Do you see the little "closed lock" icon in your web browser right next to the URL? This means that you are surfing over HTTPS and encrypting your traffic so that third parties cannot spy on most of the information you send. However, secure-looking HTTPS websites can still contain insecure HTTP forms for you to enter your passwords and other personal information. Google plans to do something about this in Chrome 86 (via 9to5Google) this October.
You're getting some big, bold warnings in the first place, according to Google's official blog post. The first one will look something like this:
And if you try to submit your information anyway, you will get a second warning: "Are you sure?"
Google also deactivates the automatic completion of these so-called "mixed forms". The fact that your password managers and autocomplete keyboards are not automatically inserted into text should be a third form of warning.
Google previously tried to alert users to this issue by removing the lock icon when it detected an HTTP form. However, the company said that "users found this experience unclear and did not effectively communicate the risks associated with submitting data in insecure forms."
To that I say: no joke. Tell me the truth: when I asked you to check out the lock icon at the top of this post, how long has it been since you last looked at it?

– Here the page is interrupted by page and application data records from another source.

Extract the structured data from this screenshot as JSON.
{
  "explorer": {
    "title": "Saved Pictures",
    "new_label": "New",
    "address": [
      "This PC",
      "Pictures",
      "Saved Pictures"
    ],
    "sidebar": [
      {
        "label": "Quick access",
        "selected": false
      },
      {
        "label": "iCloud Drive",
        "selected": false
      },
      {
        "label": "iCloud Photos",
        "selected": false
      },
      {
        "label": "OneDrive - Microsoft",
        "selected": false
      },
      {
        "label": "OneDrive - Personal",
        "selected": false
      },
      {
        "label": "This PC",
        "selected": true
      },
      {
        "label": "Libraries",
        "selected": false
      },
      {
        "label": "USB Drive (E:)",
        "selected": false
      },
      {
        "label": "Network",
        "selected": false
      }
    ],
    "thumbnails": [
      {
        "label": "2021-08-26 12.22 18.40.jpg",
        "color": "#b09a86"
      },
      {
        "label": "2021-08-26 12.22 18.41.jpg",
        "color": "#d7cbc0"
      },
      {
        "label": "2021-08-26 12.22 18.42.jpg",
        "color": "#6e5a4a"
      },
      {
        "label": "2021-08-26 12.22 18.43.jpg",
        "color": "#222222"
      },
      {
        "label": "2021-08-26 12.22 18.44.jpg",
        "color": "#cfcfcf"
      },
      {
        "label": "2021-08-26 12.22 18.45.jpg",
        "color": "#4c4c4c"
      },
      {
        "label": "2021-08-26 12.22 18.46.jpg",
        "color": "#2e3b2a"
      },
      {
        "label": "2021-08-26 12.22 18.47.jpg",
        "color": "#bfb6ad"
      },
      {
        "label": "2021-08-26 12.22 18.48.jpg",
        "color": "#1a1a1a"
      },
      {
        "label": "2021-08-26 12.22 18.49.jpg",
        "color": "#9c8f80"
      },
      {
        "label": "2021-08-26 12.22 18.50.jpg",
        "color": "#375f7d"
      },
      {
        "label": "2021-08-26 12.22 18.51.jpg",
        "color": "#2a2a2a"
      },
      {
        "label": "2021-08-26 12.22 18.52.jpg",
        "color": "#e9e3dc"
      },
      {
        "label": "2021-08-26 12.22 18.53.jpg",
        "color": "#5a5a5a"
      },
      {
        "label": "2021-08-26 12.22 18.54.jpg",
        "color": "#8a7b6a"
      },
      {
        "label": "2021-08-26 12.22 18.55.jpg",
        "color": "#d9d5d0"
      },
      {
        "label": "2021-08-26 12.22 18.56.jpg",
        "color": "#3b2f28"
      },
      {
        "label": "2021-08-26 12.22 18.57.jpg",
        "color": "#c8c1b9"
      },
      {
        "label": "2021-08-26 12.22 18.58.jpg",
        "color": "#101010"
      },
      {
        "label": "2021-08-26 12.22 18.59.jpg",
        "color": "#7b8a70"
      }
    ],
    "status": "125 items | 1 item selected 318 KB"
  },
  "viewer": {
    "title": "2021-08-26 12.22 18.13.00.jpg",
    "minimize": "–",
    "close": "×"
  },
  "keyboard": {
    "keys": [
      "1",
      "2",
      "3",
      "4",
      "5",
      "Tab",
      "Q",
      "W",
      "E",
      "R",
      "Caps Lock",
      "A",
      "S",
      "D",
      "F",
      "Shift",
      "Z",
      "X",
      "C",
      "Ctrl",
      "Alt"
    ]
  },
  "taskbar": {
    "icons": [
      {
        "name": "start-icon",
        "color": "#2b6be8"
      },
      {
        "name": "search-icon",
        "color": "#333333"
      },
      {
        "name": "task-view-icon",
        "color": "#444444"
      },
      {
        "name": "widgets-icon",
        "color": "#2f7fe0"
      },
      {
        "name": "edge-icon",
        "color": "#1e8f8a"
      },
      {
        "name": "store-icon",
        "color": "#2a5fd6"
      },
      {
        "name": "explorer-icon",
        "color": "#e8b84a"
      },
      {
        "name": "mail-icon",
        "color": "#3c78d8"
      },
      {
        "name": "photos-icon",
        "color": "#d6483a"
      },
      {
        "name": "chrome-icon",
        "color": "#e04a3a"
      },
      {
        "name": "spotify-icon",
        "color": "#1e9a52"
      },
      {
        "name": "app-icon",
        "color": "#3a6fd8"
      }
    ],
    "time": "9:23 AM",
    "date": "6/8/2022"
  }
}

Chrome also added DNS-over-HTTPS in Chrome 83, which you can read a little more about here.